The SONA being no more than an occasion for Mrs. Arroyo and what passes for leadership in this country to paint the state of the nation in the rosiest colors, I honestly don’t know what Mrs. Arroyo will be saying on Monday.
Will she insist again, as she has for the last four SONAs, that the country’s economic fundamentals are strong, against which neither the tides of recession nor sky-high gas prices will prevail? Will she assuage widespread fears of runaway inflation with the assurance that the billions the government makes from the Value Added Tax on oil products are being used not only for P500 handouts and to line the pockets of certain bureaucrats, but also to finance job-generating efforts beyond hiring the unemployed to clean out gutters and esteros?
Will she allege that the country’s on the verge of entry into first-world status, as she had the gall to declare last year? Will she claim this year, as she didn’t last year, that the poor are finally benefiting from the “economic surge” that she said was in progress? Will she once more proclaim that she’s right though unpopular, the latest SWS survey on her approval ratings having found those to be — again — in record lows, at minus 38 percent to be exact?
These would be claims too incredible to make even for such a one as our putative though de facto president. My favorite Malacanang spokesperson, Lorelei Fajardo, apparently an alumna of one of those schools that dare call themselves “exclusive” because they’re expensive, said her boss’ basement-level approval ratings — if they were any lower she would be shaking hands with the devil — were “part of the burden of leadership that all leaders of the world must carry.”
Among the “leaders of the world” she mentioned was George W. Bush, whose approval ratings aren’t as low as Mrs. Arroyo’s, but who has been shown to be such an incompetent he wouldn’t be elected dog catcher in a third class municipality in a clean election. Is Ms. Fajardo trying to tell us something?
The same Lorelei Fajardo also declared that it’s “lonely at the top,” but that “where else can the people look to for relief but from the President and the government?”

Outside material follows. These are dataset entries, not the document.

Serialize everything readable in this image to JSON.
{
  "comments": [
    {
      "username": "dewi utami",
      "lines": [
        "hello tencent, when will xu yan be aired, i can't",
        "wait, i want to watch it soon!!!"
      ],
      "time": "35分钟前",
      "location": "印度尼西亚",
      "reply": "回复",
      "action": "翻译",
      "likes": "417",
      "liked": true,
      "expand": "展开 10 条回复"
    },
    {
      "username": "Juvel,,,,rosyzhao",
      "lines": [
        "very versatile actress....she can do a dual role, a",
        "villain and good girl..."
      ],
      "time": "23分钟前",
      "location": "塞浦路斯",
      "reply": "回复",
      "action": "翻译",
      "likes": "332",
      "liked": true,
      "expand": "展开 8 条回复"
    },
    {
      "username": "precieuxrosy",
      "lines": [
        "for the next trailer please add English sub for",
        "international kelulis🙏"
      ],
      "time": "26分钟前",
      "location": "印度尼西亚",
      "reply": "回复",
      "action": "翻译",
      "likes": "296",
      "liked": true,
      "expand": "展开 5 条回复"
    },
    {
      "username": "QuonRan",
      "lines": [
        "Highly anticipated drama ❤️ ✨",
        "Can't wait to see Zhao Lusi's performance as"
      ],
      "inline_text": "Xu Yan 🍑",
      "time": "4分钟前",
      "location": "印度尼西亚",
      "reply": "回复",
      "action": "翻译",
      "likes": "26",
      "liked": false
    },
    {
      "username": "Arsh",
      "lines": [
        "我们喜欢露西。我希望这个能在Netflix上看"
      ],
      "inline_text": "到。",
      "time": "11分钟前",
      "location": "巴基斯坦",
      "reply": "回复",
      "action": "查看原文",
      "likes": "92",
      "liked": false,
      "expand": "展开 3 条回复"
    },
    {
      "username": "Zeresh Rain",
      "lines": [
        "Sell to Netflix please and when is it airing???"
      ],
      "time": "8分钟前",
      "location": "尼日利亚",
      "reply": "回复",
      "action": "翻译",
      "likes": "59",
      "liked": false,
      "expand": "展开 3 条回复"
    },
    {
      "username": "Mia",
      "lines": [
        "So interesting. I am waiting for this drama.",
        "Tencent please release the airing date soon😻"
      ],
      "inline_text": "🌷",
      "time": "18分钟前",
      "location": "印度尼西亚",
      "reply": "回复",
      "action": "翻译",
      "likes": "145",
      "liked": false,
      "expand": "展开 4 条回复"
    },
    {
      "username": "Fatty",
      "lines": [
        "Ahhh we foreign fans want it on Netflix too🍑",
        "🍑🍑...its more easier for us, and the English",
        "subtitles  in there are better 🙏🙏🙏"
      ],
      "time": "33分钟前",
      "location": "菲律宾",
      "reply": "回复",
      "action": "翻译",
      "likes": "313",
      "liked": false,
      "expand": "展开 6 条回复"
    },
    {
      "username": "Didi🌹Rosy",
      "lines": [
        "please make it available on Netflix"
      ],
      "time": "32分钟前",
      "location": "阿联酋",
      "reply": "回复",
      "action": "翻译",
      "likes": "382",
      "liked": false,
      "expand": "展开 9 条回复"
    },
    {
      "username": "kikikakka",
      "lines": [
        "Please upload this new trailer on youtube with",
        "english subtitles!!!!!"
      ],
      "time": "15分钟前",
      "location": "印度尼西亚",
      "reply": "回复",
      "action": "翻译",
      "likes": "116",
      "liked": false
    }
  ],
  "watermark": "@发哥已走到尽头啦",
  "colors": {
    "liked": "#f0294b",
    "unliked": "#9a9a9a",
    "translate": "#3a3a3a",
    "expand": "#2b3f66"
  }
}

The second question-statement makes about as much sense as that of Cerge Remonde, head of the Presidential Management Staff, who declared Mrs. Arroyo’s abysmal approval ratings “unfair” because she’s “very dedicated and very hardworking.” Mrs. Arroyo may indeed be hardworking, dedicated etc. But the question is, in doing exactly what?
For many Filipinos, say the surveys, it’s keeping herself in power, which is how they greeted her appeal to the oil companies to roll back gas prices last week and to which the latter responded by cutting P1.50 off the price per liter of diesel fuel.

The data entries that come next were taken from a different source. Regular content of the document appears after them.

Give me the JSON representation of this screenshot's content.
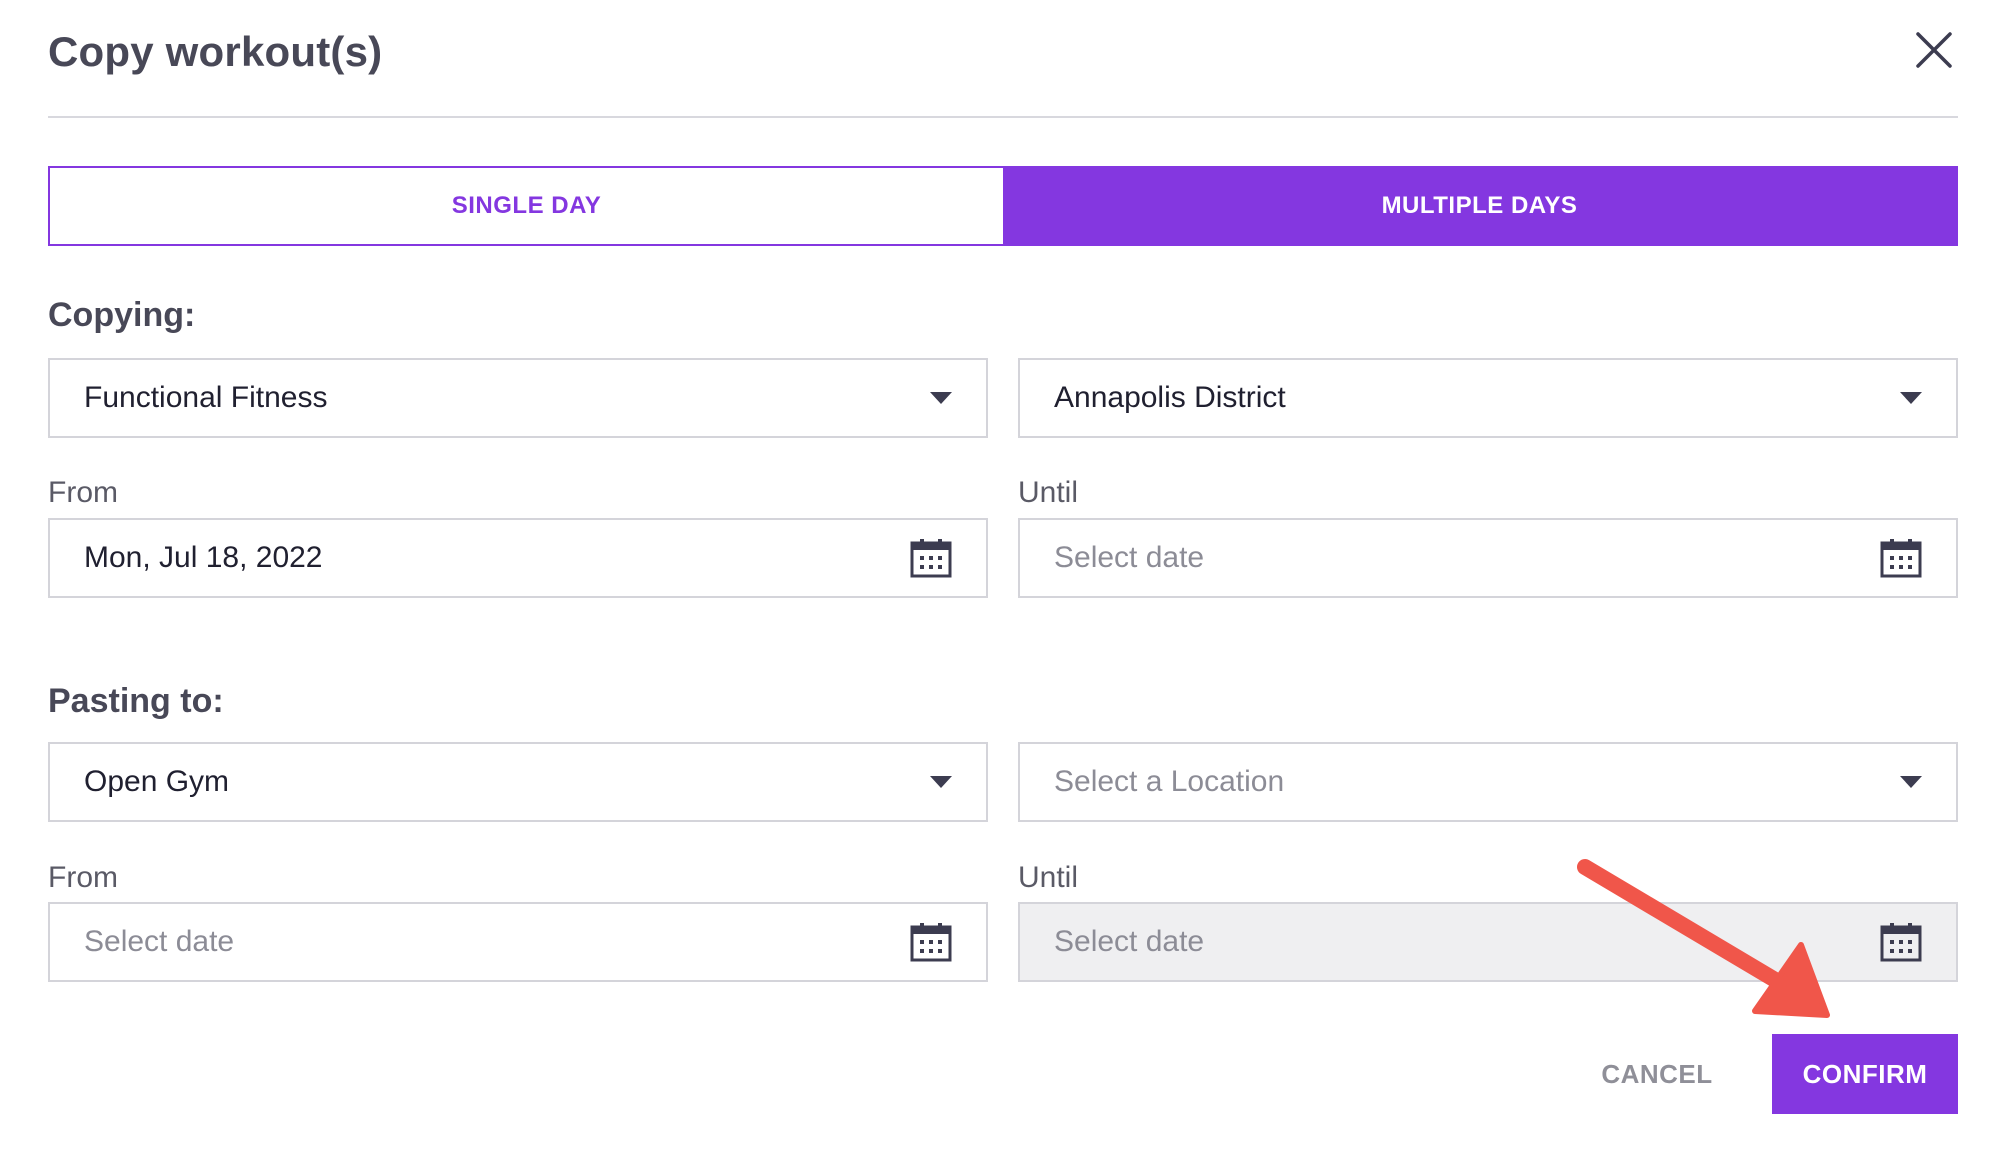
{
  "dialog": {
    "title": "Copy workout(s)",
    "close_icon": "close-icon"
  },
  "mode_toggle": {
    "single_day_label": "SINGLE DAY",
    "multiple_days_label": "MULTIPLE DAYS",
    "selected": "MULTIPLE DAYS"
  },
  "copying": {
    "heading": "Copying:",
    "program": {
      "value": "Functional Fitness"
    },
    "location": {
      "value": "Annapolis District"
    },
    "from": {
      "label": "From",
      "value": "Mon, Jul 18, 2022"
    },
    "until": {
      "label": "Until",
      "placeholder": "Select date"
    }
  },
  "pasting": {
    "heading": "Pasting to:",
    "program": {
      "value": "Open Gym"
    },
    "location": {
      "placeholder": "Select a Location"
    },
    "from": {
      "label": "From",
      "placeholder": "Select date"
    },
    "until": {
      "label": "Until",
      "placeholder": "Select date"
    }
  },
  "actions": {
    "cancel_label": "CANCEL",
    "confirm_label": "CONFIRM"
  },
  "colors": {
    "accent": "#8437e0",
    "annotation_arrow": "#f0564a"
  }
}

You could probably count on the fingers of both hands and the toes of both feet, tops, the number of Filipinos who would believe Mrs. Arroyo even if she declared that the sun sets in the West and rises in the East.
But I wouldn’t call that a tragedy since it’s state she’s brought to herself through, among other examples of sheer cheek, the statements she makes about the health of the economy while 14.5 million Filipinos go hungry; millions more sleep under bridges, in carts, or on newspapers spread on the sidewalk; thousands die in floods, mudslides and other calamities including ships that suddenly slide into the ocean depths; and generally do without civilized life’s necessities, including education and health care.

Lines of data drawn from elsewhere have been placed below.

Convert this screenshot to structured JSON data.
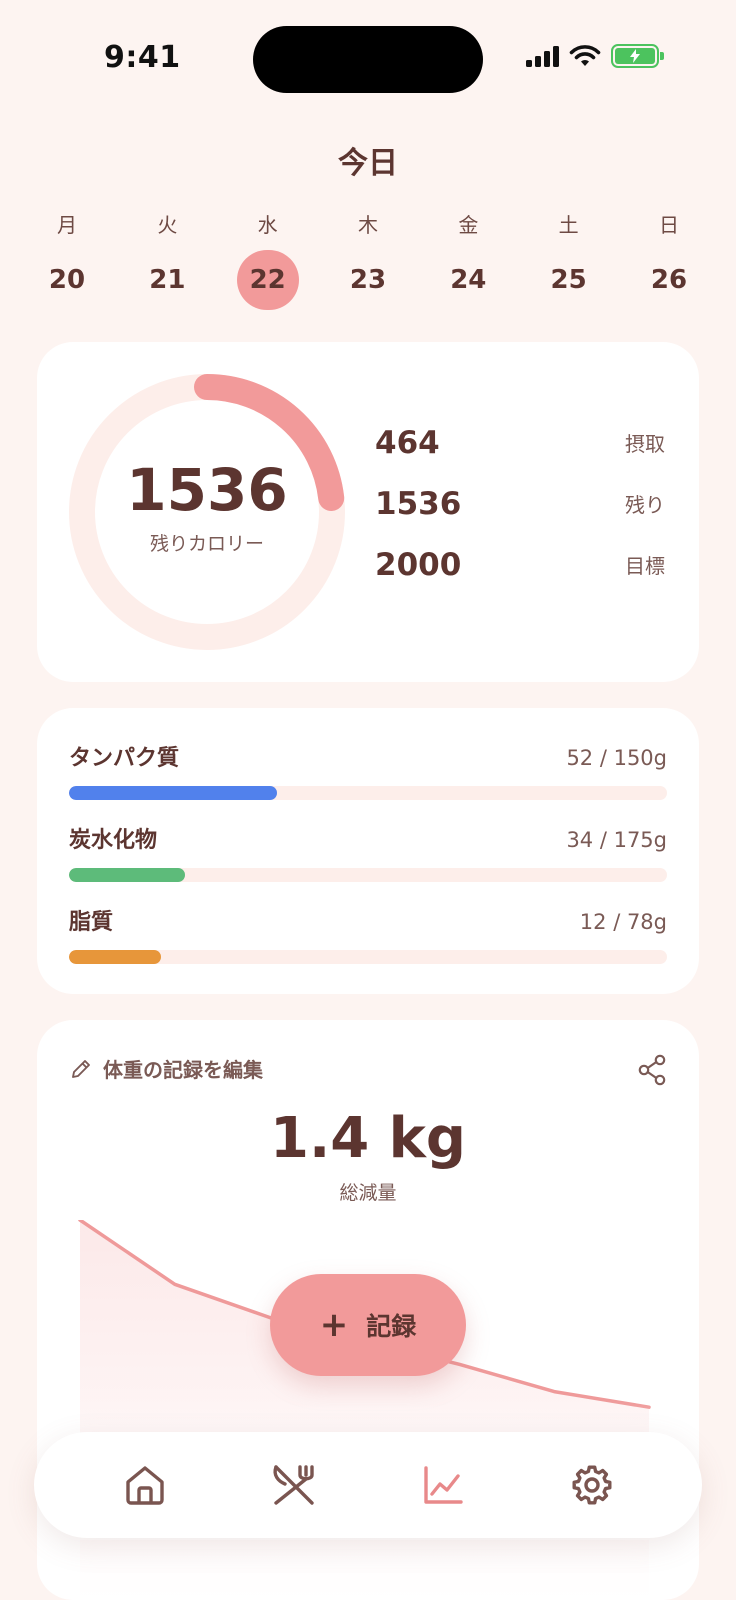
{
  "status_bar": {
    "time": "9:41"
  },
  "header": {
    "title": "今日"
  },
  "week": [
    {
      "name": "月",
      "num": "20",
      "selected": false
    },
    {
      "name": "火",
      "num": "21",
      "selected": false
    },
    {
      "name": "水",
      "num": "22",
      "selected": true
    },
    {
      "name": "木",
      "num": "23",
      "selected": false
    },
    {
      "name": "金",
      "num": "24",
      "selected": false
    },
    {
      "name": "土",
      "num": "25",
      "selected": false
    },
    {
      "name": "日",
      "num": "26",
      "selected": false
    }
  ],
  "calories": {
    "remaining": "1536",
    "remaining_label": "残りカロリー",
    "progress_fraction": 0.232,
    "stats": [
      {
        "value": "464",
        "label": "摂取"
      },
      {
        "value": "1536",
        "label": "残り"
      },
      {
        "value": "2000",
        "label": "目標"
      }
    ]
  },
  "macros": [
    {
      "name": "タンパク質",
      "amount": "52 / 150g",
      "fraction": 0.347,
      "color": "#5181ec"
    },
    {
      "name": "炭水化物",
      "amount": "34 / 175g",
      "fraction": 0.194,
      "color": "#5dbb7a"
    },
    {
      "name": "脂質",
      "amount": "12 / 78g",
      "fraction": 0.154,
      "color": "#e7963a"
    }
  ],
  "weight": {
    "edit_label": "体重の記録を編集",
    "value": "1.4 kg",
    "label": "総減量",
    "trend": [
      1.0,
      0.67,
      0.5,
      0.38,
      0.26,
      0.12,
      0.04
    ]
  },
  "fab": {
    "plus": "+",
    "label": "記録"
  },
  "nav": [
    {
      "icon": "home-icon",
      "active": false
    },
    {
      "icon": "fork-knife-icon",
      "active": false
    },
    {
      "icon": "chart-icon",
      "active": true
    },
    {
      "icon": "gear-icon",
      "active": false
    }
  ],
  "colors": {
    "accent": "#f29a9a",
    "text": "#5c3530",
    "background": "#fdf4f1",
    "track": "#fdeeea",
    "battery": "#4cc35e"
  }
}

But Ms. Fajardo says that’s the way leadership is, it’s lonely at the top, meaning no one really understands the poor dear. We might very well ask why, if she’s so lonely, she insists on staying there? The answer to that every Filipino in his or her right mind knows, as he or she daily lives the real state of the nation.